A good example of strong co-op advertising was one of Canadian Tire’s Christmas 1992 commercials.

As the visual showed a bounty of gifts under the Christmas tree, the voiceover called attention to the fact that a number of them needed batteries.

On that note, the famous Energizer Bunny marched across the screen followed by Canadian Tire’s Scrooge character.

As far as Kalter and Arnett are aware, Canadian Tire is the only other company besides battery-maker Eveready to use the Energizer Bunny in its advertising.

‘The Energizer Bunny commercial was really unique because there was a highly recognizable creative asset that we were able to incorporate with our own little Christmas icon, Scrooge, and do a piece that was unique from a creative standpoint,’ Arnett says.

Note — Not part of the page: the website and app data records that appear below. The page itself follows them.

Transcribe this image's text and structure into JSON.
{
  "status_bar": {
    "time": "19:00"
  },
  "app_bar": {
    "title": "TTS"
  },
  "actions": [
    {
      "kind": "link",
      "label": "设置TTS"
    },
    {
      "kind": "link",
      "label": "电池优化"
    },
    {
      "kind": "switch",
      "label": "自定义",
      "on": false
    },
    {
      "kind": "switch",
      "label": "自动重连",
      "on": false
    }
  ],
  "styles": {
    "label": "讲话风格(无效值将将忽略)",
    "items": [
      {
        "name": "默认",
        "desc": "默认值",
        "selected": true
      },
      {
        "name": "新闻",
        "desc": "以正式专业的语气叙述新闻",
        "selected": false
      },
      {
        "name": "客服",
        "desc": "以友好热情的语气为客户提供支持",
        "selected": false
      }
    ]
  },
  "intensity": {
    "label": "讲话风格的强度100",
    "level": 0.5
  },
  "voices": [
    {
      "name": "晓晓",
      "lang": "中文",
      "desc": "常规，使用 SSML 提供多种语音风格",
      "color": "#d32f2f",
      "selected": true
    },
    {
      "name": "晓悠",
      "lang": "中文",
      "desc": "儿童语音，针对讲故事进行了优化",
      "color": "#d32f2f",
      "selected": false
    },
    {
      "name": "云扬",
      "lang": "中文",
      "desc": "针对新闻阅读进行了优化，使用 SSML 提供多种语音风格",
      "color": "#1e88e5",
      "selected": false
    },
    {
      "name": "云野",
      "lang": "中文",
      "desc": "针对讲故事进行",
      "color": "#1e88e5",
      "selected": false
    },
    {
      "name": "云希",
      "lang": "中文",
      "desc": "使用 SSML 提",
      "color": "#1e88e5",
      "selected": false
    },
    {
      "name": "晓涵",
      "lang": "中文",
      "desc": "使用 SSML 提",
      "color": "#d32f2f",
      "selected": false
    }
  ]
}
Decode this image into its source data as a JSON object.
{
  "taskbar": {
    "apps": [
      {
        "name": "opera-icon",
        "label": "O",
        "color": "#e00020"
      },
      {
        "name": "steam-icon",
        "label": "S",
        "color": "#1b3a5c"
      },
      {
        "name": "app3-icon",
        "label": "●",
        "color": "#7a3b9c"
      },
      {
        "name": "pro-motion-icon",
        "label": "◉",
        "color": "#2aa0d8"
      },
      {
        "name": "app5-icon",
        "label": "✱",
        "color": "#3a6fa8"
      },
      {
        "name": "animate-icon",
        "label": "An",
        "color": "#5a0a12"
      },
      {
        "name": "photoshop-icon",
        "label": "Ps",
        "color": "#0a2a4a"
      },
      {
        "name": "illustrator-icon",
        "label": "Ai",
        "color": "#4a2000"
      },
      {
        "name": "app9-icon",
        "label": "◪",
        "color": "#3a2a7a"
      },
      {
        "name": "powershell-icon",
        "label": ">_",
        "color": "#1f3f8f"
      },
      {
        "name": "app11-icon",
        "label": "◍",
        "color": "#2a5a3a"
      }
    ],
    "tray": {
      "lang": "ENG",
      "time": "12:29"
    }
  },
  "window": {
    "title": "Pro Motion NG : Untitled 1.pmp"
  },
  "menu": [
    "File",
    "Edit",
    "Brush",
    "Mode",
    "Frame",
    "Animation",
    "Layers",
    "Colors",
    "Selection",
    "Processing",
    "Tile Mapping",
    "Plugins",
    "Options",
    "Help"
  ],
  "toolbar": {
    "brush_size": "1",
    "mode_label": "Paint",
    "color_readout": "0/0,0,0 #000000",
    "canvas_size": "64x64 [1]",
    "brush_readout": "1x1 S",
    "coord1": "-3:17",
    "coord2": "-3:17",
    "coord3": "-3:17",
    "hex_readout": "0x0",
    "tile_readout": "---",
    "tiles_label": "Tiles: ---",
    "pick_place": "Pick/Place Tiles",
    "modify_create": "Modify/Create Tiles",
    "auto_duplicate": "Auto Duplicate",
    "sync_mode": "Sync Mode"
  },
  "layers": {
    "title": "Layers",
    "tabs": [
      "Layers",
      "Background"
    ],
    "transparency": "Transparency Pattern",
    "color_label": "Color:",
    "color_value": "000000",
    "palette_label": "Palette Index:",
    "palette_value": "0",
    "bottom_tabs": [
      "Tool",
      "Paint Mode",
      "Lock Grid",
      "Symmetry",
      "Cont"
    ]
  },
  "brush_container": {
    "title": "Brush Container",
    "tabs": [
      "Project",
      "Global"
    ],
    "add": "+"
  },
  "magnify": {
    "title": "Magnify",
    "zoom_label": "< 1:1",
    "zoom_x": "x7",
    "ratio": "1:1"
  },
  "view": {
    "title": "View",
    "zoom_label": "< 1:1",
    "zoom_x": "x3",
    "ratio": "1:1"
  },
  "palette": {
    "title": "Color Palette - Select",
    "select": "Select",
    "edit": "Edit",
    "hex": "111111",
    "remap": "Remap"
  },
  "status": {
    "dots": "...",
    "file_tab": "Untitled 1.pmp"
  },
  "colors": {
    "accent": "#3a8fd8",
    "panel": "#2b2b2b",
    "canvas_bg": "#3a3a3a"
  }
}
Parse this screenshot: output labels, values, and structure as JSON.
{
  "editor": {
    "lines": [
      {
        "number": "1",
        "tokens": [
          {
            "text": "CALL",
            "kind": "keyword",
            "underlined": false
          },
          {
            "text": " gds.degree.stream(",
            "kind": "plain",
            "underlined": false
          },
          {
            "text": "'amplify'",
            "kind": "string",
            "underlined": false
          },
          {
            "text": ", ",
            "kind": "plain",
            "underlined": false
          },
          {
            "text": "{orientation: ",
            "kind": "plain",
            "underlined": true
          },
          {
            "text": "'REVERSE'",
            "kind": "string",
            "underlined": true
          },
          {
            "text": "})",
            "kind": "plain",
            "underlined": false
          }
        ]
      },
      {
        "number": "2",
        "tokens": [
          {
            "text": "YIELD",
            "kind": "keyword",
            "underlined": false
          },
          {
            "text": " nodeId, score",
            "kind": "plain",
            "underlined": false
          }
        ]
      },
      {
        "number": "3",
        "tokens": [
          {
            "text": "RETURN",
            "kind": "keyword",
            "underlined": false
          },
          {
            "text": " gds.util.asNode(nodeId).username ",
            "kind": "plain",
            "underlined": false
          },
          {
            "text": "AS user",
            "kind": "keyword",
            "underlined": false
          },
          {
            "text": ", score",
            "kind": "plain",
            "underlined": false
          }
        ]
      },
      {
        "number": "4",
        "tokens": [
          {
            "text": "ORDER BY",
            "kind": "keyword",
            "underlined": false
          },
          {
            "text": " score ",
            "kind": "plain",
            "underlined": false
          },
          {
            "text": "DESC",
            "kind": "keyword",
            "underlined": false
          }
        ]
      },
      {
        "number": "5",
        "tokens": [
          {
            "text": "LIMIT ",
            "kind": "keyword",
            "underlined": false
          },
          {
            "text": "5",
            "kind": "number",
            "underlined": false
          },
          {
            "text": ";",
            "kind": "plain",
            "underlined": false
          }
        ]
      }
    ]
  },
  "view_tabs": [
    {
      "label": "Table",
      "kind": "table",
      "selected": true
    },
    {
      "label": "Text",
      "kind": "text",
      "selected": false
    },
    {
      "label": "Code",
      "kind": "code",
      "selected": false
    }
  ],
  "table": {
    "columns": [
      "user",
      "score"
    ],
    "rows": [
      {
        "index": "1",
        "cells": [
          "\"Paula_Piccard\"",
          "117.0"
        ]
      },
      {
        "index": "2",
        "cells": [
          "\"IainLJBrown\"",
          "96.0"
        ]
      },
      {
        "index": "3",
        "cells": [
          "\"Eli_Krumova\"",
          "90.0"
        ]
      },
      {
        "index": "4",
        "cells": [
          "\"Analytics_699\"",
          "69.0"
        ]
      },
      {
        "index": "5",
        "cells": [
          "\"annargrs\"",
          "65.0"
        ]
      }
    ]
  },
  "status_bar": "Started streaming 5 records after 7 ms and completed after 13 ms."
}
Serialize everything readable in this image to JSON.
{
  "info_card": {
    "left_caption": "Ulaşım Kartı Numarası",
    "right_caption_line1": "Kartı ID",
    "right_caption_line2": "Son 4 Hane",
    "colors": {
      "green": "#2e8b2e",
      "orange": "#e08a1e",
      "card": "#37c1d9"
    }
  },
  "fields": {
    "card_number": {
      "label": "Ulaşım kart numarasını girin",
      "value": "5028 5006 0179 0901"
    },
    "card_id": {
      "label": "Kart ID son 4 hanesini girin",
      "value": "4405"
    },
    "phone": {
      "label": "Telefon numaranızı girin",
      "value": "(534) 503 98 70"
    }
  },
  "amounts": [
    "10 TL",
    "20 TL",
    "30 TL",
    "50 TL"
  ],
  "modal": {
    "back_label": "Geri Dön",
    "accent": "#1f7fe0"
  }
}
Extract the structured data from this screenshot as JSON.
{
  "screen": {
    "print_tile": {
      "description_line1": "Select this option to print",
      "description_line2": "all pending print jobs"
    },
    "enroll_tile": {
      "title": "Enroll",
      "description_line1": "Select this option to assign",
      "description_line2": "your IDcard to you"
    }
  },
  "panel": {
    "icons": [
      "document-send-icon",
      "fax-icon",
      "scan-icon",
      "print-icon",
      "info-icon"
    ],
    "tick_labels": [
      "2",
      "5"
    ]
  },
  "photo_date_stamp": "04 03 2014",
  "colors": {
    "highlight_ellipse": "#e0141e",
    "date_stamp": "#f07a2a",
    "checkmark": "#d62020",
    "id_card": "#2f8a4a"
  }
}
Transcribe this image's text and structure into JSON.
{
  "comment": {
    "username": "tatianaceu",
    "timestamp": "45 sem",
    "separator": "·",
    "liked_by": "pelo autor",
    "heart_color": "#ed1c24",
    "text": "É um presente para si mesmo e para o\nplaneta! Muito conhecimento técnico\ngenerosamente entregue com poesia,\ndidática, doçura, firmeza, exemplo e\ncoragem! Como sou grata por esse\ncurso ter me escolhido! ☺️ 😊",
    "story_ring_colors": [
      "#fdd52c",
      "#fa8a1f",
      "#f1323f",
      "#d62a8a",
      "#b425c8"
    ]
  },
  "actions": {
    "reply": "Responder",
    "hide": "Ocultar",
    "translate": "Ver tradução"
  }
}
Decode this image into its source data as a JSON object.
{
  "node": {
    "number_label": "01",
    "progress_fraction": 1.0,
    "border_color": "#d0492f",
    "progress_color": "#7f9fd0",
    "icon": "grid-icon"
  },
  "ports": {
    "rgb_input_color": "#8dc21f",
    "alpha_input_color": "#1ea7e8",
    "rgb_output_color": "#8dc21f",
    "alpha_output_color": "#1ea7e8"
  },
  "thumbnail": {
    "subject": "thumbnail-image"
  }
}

‘But we take the same approach with all of the co-op advertising, no matter what the creative execution might be,’ he says.

‘To make sure we understand what the objectives of the advertiser are, we meet directly with the sales and marketing people from the manufacturer and supplier, and the agency will be part of those discussions sometimes.

‘We’re always looking for ways to do things in a fashion that appears natural. We’ll write unique creative for an item, rather than just putting it into an all-purpose doughnut.

‘Last spring and summer, we had a 30-second spot with a 15-second intro which related to the event taking place during the week, followed by a 15-second portion dedicated to the product and price story. The creative was done uniquely for each item.

‘In some cases, we use a seamless approach where the product is part of the 30-second story.

‘The hockey spots were done that way for the Team Canadian Tire adult tournaments. They promoted the events and featured national name brand hockey equipment.

‘You start knowing what the overall objectives of the hockey event are and determine what products you need to work with. Then you write the creative around it.

‘I don’t think there’s too many people doing that.’

It is hard to keep doing effective advertising and keep costs down, especially when different creative is developed for every item or pair of items that are promoted.

Arnett says if you plan properly, knowing you are up against some budget issues, there are ways of managing your expense.

For a particular event or seasonal program, Arnett considers all of the item and price executions that have to be produced, and plans and schedules them as one campaign, even though it may stretch out over several weeks.

By doing that, there are cost-efficiencies in terms of building sets, in the way the commercials are shot, and in the way the production is contracted out.

Arnett says Canadian Tire’s advertising has reflected the broad marketing strategies of the business, and will continue to do that with a blend of rational and emotional communication.

‘Our job is to put the very best possible face on the marketing strategies that we put together and develop them in the context of what’s happening competitively. Changing customer needs, trends in the business – all those issues determine the broad marketing strategy,’ he says.

‘Certainly we stay in tune with what’s happening with the customer base, and we’re aware of what the demographic shifts are.

‘It’s less an issue with Canadian Tire, not that we’re ignoring it, but the kind of hammer that you choose to buy doesn’t change much as you get older, or with your ethnic background.

‘Warm fuzzy stuff like ‘The Bike Story’ – you can’t rely on your track record. You’ve got to continue to be relevant to customers.

‘It’s great to have a history of people growing up with Canadian Tire, and we remind them of that from time to time,’ Arnett says. ‘But you can’t rely only on that.

‘As customers change, concerns with having a shopping trip they can rely on, every trip satisfying, right product, right price, right place, it’s basics,’ he says.